Clickbait. What to know if you are writing or reading it. But first…
News Flash! Your Mother’s Dead!
Ha, ha! No, she isn’t. Made you look though. Now, let me tell you about ficus trees….
Did that feel cheap, unfair and manipulative? Welcome to the world of clickbait.
Clickbait is a powerful content device because it heavily skews the content headline towards emotional button pushing or taps into an emotional bias that we have.
The best or worst part? It works. Even on people who intellectually know better.
How do you define clickbait?
Clickbait can be deployed in all types of content. News stories, blog posts, interviews, infographics, videos. It can be identified by having at least two of the following traits…
- An irresistible, shocking, or highly compelling headline
- The premise or angle is easily skimmed
- Uses memorable images or video
- The appeal is driven strongly to a specific emotion
- Appears engineered to encourage viral sharing of content over communicating the depth of content
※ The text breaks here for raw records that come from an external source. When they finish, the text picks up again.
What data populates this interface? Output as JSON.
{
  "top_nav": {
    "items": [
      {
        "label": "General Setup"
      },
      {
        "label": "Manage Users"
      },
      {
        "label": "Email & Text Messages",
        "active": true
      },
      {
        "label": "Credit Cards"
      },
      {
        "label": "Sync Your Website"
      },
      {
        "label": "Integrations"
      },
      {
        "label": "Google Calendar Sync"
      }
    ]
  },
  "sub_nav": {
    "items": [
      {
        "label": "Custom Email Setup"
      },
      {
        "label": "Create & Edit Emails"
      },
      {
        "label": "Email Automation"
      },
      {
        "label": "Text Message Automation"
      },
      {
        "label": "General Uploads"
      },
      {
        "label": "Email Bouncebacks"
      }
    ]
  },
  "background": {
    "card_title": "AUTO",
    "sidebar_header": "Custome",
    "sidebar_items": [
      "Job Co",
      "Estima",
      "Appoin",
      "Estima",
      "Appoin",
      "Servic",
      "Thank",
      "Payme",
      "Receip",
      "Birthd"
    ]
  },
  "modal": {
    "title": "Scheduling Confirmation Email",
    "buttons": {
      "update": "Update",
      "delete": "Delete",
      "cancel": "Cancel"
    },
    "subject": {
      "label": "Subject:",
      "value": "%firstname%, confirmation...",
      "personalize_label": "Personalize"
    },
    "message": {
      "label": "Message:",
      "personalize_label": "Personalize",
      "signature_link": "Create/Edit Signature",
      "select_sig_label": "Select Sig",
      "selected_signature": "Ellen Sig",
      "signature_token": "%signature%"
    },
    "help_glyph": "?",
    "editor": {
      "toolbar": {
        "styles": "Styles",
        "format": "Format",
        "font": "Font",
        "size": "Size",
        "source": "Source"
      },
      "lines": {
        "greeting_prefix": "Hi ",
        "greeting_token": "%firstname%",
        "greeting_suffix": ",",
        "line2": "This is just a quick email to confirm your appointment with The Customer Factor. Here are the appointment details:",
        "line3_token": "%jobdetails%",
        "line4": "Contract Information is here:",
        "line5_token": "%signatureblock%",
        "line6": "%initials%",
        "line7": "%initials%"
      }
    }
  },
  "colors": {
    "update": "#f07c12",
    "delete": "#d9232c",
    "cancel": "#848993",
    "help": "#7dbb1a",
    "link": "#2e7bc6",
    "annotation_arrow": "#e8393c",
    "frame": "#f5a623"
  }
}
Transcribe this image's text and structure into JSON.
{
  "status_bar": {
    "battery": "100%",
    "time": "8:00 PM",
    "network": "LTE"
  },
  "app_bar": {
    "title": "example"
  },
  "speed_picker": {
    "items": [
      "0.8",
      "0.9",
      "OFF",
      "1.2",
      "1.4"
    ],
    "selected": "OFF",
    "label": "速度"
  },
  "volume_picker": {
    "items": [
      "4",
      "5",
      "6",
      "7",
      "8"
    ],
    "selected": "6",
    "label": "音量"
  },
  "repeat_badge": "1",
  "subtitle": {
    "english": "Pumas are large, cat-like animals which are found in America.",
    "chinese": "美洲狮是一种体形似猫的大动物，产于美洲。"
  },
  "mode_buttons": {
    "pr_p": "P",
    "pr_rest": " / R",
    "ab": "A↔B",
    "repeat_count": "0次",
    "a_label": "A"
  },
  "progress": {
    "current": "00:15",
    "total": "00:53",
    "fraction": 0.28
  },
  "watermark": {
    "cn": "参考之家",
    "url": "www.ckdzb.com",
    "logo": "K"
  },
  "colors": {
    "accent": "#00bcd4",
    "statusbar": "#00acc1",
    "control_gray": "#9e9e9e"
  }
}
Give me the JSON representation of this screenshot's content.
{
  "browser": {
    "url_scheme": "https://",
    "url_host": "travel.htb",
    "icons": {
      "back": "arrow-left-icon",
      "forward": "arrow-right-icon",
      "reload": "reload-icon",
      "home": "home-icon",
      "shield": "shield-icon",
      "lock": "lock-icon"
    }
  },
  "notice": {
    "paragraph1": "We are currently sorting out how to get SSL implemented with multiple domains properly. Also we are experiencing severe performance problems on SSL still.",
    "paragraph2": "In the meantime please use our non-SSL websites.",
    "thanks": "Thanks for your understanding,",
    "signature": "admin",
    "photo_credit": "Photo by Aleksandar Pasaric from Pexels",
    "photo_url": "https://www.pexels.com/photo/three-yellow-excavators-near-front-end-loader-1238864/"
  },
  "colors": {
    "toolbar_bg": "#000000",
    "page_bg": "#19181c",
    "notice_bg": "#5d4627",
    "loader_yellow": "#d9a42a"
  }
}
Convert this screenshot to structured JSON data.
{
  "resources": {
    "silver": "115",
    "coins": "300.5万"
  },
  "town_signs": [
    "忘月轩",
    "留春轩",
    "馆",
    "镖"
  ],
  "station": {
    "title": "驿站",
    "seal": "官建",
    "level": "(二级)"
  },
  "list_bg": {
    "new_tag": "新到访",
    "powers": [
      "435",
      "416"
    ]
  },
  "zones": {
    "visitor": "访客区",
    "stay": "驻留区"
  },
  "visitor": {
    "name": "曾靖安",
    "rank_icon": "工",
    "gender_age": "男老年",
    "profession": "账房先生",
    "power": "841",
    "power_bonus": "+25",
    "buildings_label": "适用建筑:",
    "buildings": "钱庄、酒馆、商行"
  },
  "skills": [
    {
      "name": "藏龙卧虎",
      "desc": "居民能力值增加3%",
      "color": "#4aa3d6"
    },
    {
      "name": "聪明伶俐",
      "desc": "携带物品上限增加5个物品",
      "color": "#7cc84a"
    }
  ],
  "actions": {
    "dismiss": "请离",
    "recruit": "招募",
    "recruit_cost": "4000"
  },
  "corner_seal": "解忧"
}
Clickbait is not only addictive to readers.
It’s addictive to content providers who desperately want you to click on and read their content (but at least click on). That’s because, in today’s content world, clicks are cash. So clicks more than content perspective is the end goal.
Clickbait, while usually emotionally manipulative doesn’t specifically lie to you. It’s more like teasing and toying with you for a while to get you riled up. A bit like when an older brother or sister might dangle a ball that you want over your head, just out of reach.
The clickbait headline is that tease. It does it by not quite putting the final clarifying content in reach and letting emotions fill in the gap. An emotional energy that drives your willingness to engage content.
Some clickbait headlines feel incredibly dishonest. Take this one I recently captured in my Flipboard news feed from Forbes…
“The Yield Curve Has Inverted And You Should Sell Your Stocks”
If you take the headline as a reason for your action, you’ll be disappointed as if you read the body copy, you quickly see the gag…
“That is a simple, declarative statement, and yet one I have not read anywhere this morning.“
While the body content may let the cat out of the bag in a clickbait story, by admitting the true story and readjusting the story perspective…
Statistics repeatedly show most readers, will still view, evaluate and understand the story based on the headline.
So if you are the average reader, you’re likely on the phone with you stockbroker in a panic sell instead of reading the whole article.
In fact, a study found that 59% of links shared on social media have never actually been clicked. Those users shared the links based on the headlines without ever reading them.
Where clickbait gets dangerous.
- Drive a break up with the reader in their relationship with the content provider because it made the user feel had or deceived.
- Become the boy that cried wolf. The user becomes desensitized by over-the-top claims.
- Train and encourage lazy readers. Either by getting them to just read the headline and they think they have the whole story. Or skimming the body copy and cherry-picking the content that is in line with the over the top headline and their own internal narrative.
Clickbait. Clicks at a cost.
If you are writing sales copy. Something that is driving users and customers into a product sales funnel where they can clearly see they are getting product information, clickbait tactics are probably not that harmful.
Same goes with over-the-top-video or an emotionally compelling image like a cute kitten as most users will understand that you are sharing an emotional experience.
However, if the use of clickbait is more about the information that would be applied to a larger understanding of life and issues. That’s where clickbait is likely to do harm to your reader.
Yes, we the reader are responsible for reading the whole article, but most won’t. They walk away with your headline, feeling they got the key facts from it.
While you may succeed with a succession on one-off clickbait lines. Each one pulling in new “suckers.” However, what you are also exaggerating are events and distorted context which can endanger trust if you are trying to build a relationship with hour views.
Like clickbait itself. It’s tempting. Think carefully.